● **Work request**
If a line of the data below contains the string "that", count it, then state the total alone.

● **Extracted records**
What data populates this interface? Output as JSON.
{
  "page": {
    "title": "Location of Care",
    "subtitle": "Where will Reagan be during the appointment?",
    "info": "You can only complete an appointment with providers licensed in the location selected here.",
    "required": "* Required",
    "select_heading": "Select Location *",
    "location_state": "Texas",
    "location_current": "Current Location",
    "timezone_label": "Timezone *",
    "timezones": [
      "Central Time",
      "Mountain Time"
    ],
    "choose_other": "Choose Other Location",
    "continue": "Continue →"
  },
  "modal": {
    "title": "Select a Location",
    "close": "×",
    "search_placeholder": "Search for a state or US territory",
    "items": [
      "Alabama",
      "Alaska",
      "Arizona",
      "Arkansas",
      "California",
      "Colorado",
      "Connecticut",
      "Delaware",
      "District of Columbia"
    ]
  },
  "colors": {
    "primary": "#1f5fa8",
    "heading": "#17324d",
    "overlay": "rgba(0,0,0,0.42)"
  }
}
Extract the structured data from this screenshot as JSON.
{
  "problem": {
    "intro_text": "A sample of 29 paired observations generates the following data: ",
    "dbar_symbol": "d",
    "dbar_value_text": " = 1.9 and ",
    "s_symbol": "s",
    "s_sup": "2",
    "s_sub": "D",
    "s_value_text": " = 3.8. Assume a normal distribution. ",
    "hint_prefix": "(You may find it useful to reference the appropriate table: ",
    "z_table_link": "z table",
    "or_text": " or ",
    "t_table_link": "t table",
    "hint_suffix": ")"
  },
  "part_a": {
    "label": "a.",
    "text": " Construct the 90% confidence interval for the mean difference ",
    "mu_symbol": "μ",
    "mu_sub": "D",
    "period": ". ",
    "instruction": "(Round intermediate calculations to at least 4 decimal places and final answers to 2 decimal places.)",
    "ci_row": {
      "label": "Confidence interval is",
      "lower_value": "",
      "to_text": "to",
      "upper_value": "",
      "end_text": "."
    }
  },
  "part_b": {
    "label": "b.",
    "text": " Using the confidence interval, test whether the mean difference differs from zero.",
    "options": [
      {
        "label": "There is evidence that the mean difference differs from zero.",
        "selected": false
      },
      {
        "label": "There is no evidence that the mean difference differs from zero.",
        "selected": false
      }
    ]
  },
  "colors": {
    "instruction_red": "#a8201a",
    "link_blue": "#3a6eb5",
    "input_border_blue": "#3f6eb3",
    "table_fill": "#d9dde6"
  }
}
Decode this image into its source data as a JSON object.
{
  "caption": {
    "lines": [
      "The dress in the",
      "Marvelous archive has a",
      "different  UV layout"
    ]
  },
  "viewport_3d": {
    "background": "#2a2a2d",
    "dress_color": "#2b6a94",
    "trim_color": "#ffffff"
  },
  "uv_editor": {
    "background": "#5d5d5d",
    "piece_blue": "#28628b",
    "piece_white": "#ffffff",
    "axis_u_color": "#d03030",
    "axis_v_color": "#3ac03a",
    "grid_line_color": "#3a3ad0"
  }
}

● **Solution for this exercise**
2